CBC prepares draft law on sale of loans and securitisation
A Central Bank draft law on loan sales provides that loans could only be sold to companies resident in Cyprus, in addition to subsidiaries of credit institutions in other EU member states.
This settles the concerns by investors and politicians alike that mortgaged Cyprus properties that have defaulted may end up in foreign hands, particularly Turkey.
The CBC may also intervene in the rate of disposals of immovable properties to safeguard the financial stability in the Republic, the frat law says, and to check in detail the natural and legal persons hidden behind the credit acquiring companies.
At the same time, the Central Bank prepared a second draft law on loan securitisation.
The two bills, according to the Cyprus News Agency, are discussed in a Task Force established under the CBC, with the participation of representatives of commercial banks, the Banks Association and Certified Public Accountants of Cyprus (ICPAC), the Bar Association Borrower Association.
Among other issues, they examine the obstacles to the transfer of individual loans or loan portfolios to third parties, which may arise from the loan contracts, collateral agreements and existing legislation.
The adoption of the two bills by the Cabinet by the end of June is a prior action requested by the Troika of international lenders. Under the fifth update of the Memorandum, the Cypriot authorities should remove any obstacles to the transfer of loans to third parties, while the consent of the borrower should not be required, as it is the case today.
According to the draft law, all loans, performing and non - performing could be sold.
It also stipulates that a company which intends to engage in credit acquisition may apply to the Central Bank by presenting the identity of its shareholders, whether direct or indirect, natural or legal persons, who have qualifying holdings and the amount of this holding or, if there are no qualifying holdings, the identity of the 20 largest shareholders.
Under the third part of the proposed law (supervisory powers and requirements), the Central Bank may intervene in the rate of disposals of immovable properties, by issuing general or specific directives or guidelines.
A second bill called “The securitisation law,” allows the creation of an organisation, in which the banks assign or sell their loans and the organisation issues either shares or bonds to secure the loans granted.
The guarantor under the proposed law can be either a person, including the government, or any public authority.
Meanwhile, parliament has approved the regulations on auctions, paving the way to banking institutions to conclude foreclosures proceedings.

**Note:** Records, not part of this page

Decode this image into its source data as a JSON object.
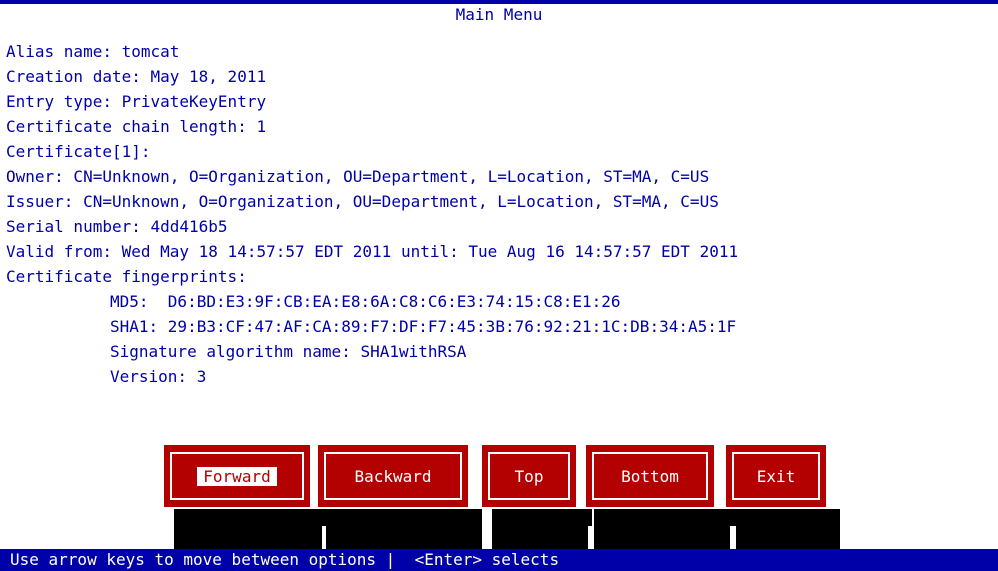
{
  "window": {
    "title": "Main Menu"
  },
  "cert": {
    "alias": "Alias name: tomcat",
    "creation_date": "Creation date: May 18, 2011",
    "entry_type": "Entry type: PrivateKeyEntry",
    "chain_length": "Certificate chain length: 1",
    "certificate_index": "Certificate[1]:",
    "owner": "Owner: CN=Unknown, O=Organization, OU=Department, L=Location, ST=MA, C=US",
    "issuer": "Issuer: CN=Unknown, O=Organization, OU=Department, L=Location, ST=MA, C=US",
    "serial": "Serial number: 4dd416b5",
    "validity": "Valid from: Wed May 18 14:57:57 EDT 2011 until: Tue Aug 16 14:57:57 EDT 2011",
    "fingerprints_heading": "Certificate fingerprints:",
    "md5": "MD5:  D6:BD:E3:9F:CB:EA:E8:6A:C8:C6:E3:74:15:C8:E1:26",
    "sha1": "SHA1: 29:B3:CF:47:AF:CA:89:F7:DF:F7:45:3B:76:92:21:1C:DB:34:A5:1F",
    "signature_algorithm": "Signature algorithm name: SHA1withRSA",
    "version": "Version: 3"
  },
  "buttons": {
    "forward": "Forward",
    "backward": "Backward",
    "top": "Top",
    "bottom": "Bottom",
    "exit": "Exit"
  },
  "status": {
    "hint": "Use arrow keys to move between options |  <Enter> selects"
  },
  "colors": {
    "text": "#0000a8",
    "button_bg": "#b30000",
    "status_bg": "#0000a8",
    "background": "#ffffff"
  }
}
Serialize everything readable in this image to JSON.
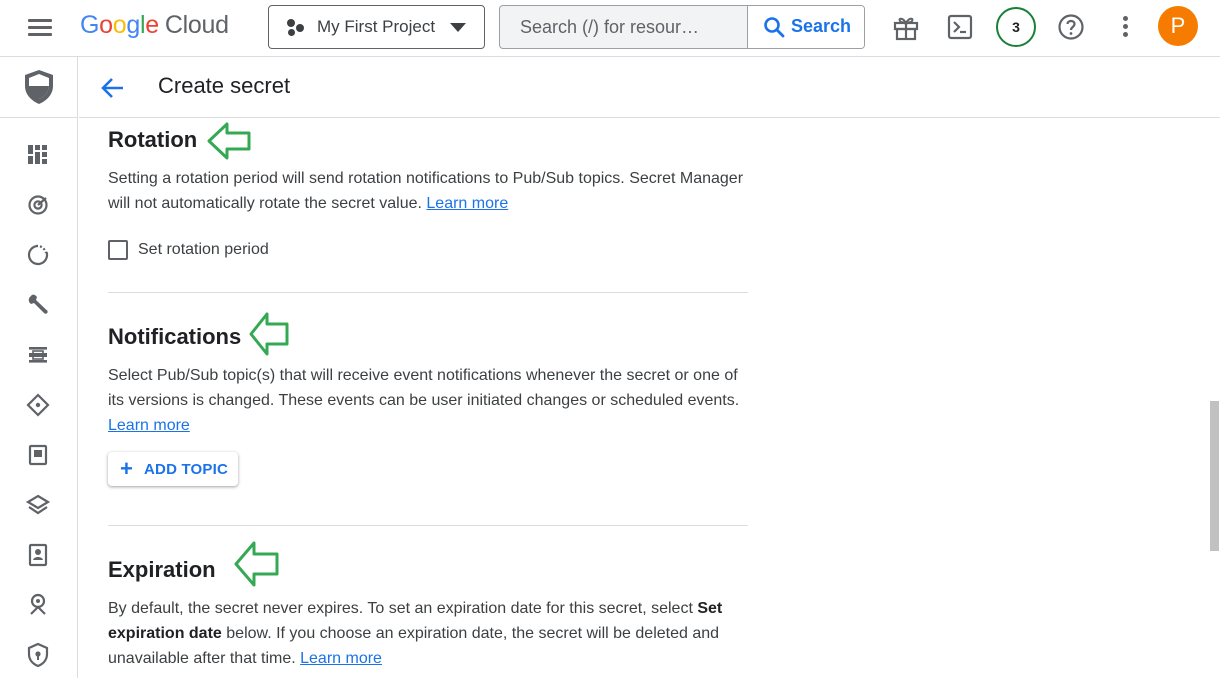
{
  "topbar": {
    "logo": {
      "g": "G",
      "o1": "o",
      "o2": "o",
      "g2": "g",
      "l": "l",
      "e": "e",
      "product": "Cloud"
    },
    "project_name": "My First Project",
    "search_placeholder": "Search (/) for resour…",
    "search_button": "Search",
    "notification_count": "3",
    "avatar_initial": "P"
  },
  "rail": {
    "items": [
      "shield-icon",
      "dashboard-icon",
      "target-icon",
      "refresh-icon",
      "wrench-icon",
      "list-icon",
      "diamond-icon",
      "lock-doc-icon",
      "layers-icon",
      "badge-icon",
      "key-icon",
      "shield-small-icon"
    ]
  },
  "header": {
    "title": "Create secret"
  },
  "rotation": {
    "title": "Rotation",
    "desc": "Setting a rotation period will send rotation notifications to Pub/Sub topics. Secret Manager will not automatically rotate the secret value.",
    "link": "Learn more",
    "checkbox_label": "Set rotation period"
  },
  "notifications": {
    "title": "Notifications",
    "desc": "Select Pub/Sub topic(s) that will receive event notifications whenever the secret or one of its versions is changed. These events can be user initiated changes or scheduled events.",
    "link": "Learn more",
    "button": "ADD TOPIC"
  },
  "expiration": {
    "title": "Expiration",
    "desc_before": "By default, the secret never expires. To set an expiration date for this secret, select",
    "desc_bold": "Set expiration date",
    "desc_after": "below. If you choose an expiration date, the secret will be deleted and unavailable after that time.",
    "link": "Learn more"
  },
  "colors": {
    "accent": "#1a73e8",
    "annotation_arrow": "#34a853",
    "avatar": "#f57c00",
    "badge_ring": "#188038"
  }
}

During their regular session Thursday, 33 MPs voted in favour of regulations, while 21 voted against.
Banking institutions in Cyprus may now activate foreclosures proceedings, a crucial requirement of the island’s 10 bln euro bailout programme. last the